The project addresses a key problem in Creative IT — the ubiquitous need for an integrative tool that allows rapid innovation and dissemination in new and interdisciplinary fields of research. A promising approach to this problem is embodied in Field, an open-source programming environment that has been architected in such a way as to support interdisciplinary projects that call upon domain-specific tools, libraries, and languages. To establish that Field may answer this currently unmet need for an integrative tool, we will examine in depth the requirements of researchers interacting with visualizations of large and complex data sets and then program the necessary extensions to Field that will allow them to radically change the way they conduct their research.
While we expect that this project will create a state-of-the-art environment for many kinds of interactive visualizations, our long-term goals are larger. By forming such a specific visualization tool out of a broad, general purpose platform such as Field, we seek to create and explore a new class of programming environment that specifically addresses the needs of interdisciplinary researchers across a broad range of fields (in the sciences, the arts, and the humanities) — an environment where highly interactive choreography of rich programming, debugging, visualization, documentation, notation, collaboration and dissemination tasks are fused with dynamic access to semantically rich and distributed data and information sources supported and sustained in a new fashion.

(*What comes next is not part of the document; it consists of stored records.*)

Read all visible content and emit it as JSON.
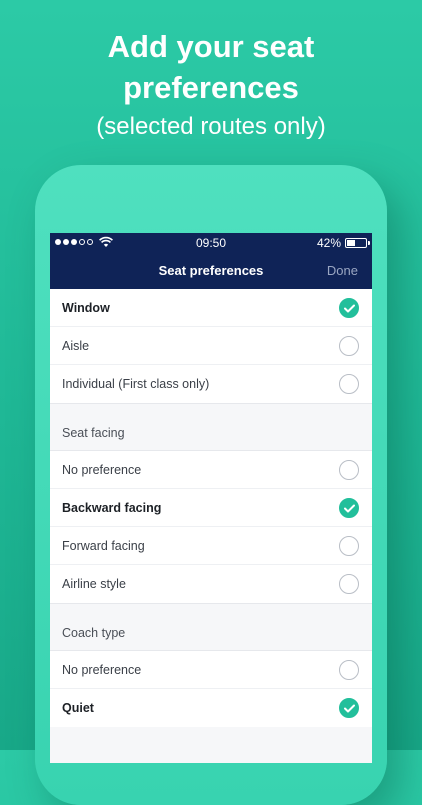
{
  "headline": {
    "line1": "Add your seat",
    "line2": "preferences",
    "subtitle": "(selected routes only)"
  },
  "status_bar": {
    "time": "09:50",
    "battery": "42%"
  },
  "nav": {
    "title": "Seat preferences",
    "done": "Done"
  },
  "sections": [
    {
      "title": "",
      "items": [
        {
          "label": "Window",
          "checked": true
        },
        {
          "label": "Aisle",
          "checked": false
        },
        {
          "label": "Individual (First class only)",
          "checked": false
        }
      ]
    },
    {
      "title": "Seat facing",
      "items": [
        {
          "label": "No preference",
          "checked": false
        },
        {
          "label": "Backward facing",
          "checked": true
        },
        {
          "label": "Forward facing",
          "checked": false
        },
        {
          "label": "Airline style",
          "checked": false
        }
      ]
    },
    {
      "title": "Coach type",
      "items": [
        {
          "label": "No preference",
          "checked": false
        },
        {
          "label": "Quiet",
          "checked": true
        }
      ]
    }
  ],
  "colors": {
    "accent": "#22bf9b",
    "navbar": "#0f2357",
    "background": "#2ccaa6"
  }
}
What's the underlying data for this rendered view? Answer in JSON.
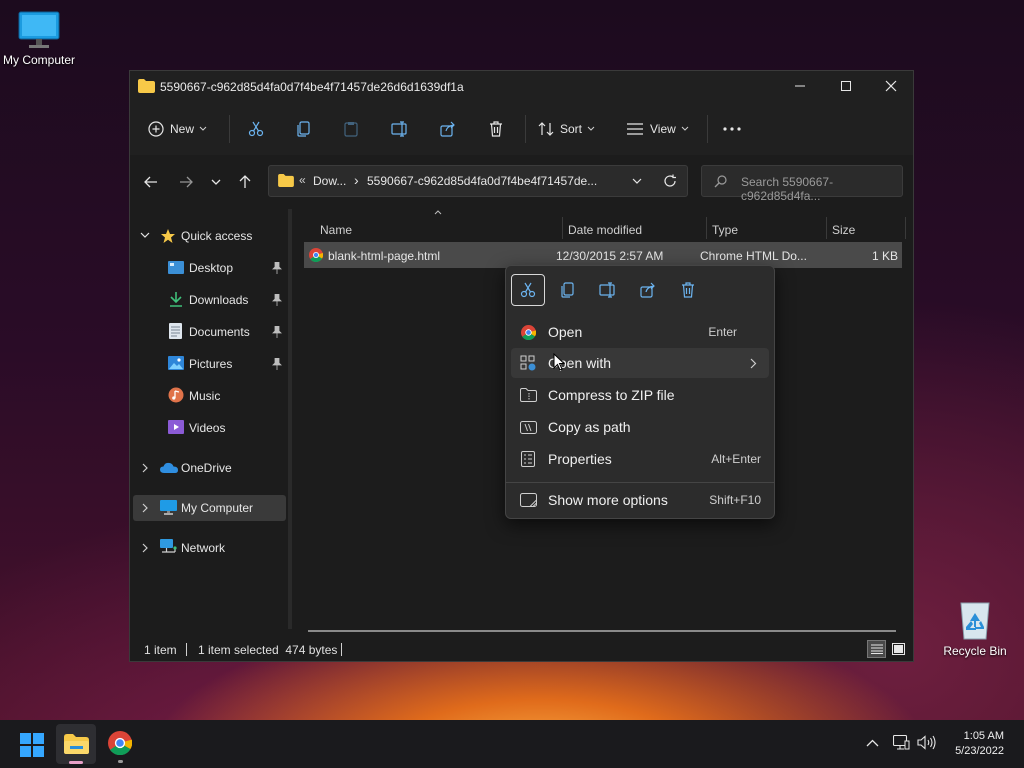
{
  "desktop": {
    "my_computer_label": "My Computer",
    "recycle_bin_label": "Recycle Bin"
  },
  "window": {
    "title": "5590667-c962d85d4fa0d7f4be4f71457de26d6d1639df1a"
  },
  "toolbar": {
    "new_label": "New",
    "sort_label": "Sort",
    "view_label": "View",
    "more_label": "..."
  },
  "address": {
    "prefix": "«",
    "crumb1": "Dow...",
    "sep": "›",
    "crumb2": "5590667-c962d85d4fa0d7f4be4f71457de...",
    "search_placeholder": "Search 5590667-c962d85d4fa..."
  },
  "sidebar": {
    "quick_access": "Quick access",
    "items": [
      {
        "label": "Desktop",
        "pinned": true
      },
      {
        "label": "Downloads",
        "pinned": true
      },
      {
        "label": "Documents",
        "pinned": true
      },
      {
        "label": "Pictures",
        "pinned": true
      },
      {
        "label": "Music",
        "pinned": false
      },
      {
        "label": "Videos",
        "pinned": false
      }
    ],
    "onedrive": "OneDrive",
    "my_computer": "My Computer",
    "network": "Network"
  },
  "columns": {
    "name": "Name",
    "date": "Date modified",
    "type": "Type",
    "size": "Size"
  },
  "file": {
    "name": "blank-html-page.html",
    "date": "12/30/2015 2:57 AM",
    "type": "Chrome HTML Do...",
    "size": "1 KB"
  },
  "context_menu": {
    "open": "Open",
    "open_shortcut": "Enter",
    "open_with": "Open with",
    "compress": "Compress to ZIP file",
    "copy_path": "Copy as path",
    "properties": "Properties",
    "properties_shortcut": "Alt+Enter",
    "more_options": "Show more options",
    "more_options_shortcut": "Shift+F10"
  },
  "status": {
    "count": "1 item",
    "selected": "1 item selected  474 bytes"
  },
  "taskbar": {
    "time": "1:05 AM",
    "date": "5/23/2022"
  },
  "colors": {
    "accent": "#0078d4",
    "folder": "#f7c948"
  }
}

The potential impact of this project is very broad. The visualization of large data sets will promote public understanding of areas of vital common interest (economic, scientific, demographic, medical, and environmental). It will also enhance the infrastructure for research not only by providing a new tool and approach by which to conduct such research, but also by its potential for integrating desktop computers with supercomputers. Moving outward to other fields, the project will widen the possibilities of digital art by providing not only a new tools platform, but also a new subject and canvas — the massive data landscape that now both shapes and reflects our society. Humanities scholars will benefit in the same way, for they too require access to this new data landscape by means of a tool they can shape to their own ends. Finally, the project will promote teaching, training, and learning through a variety of campus and community-based activities centered on a residency at EMPAC by Marc Downie.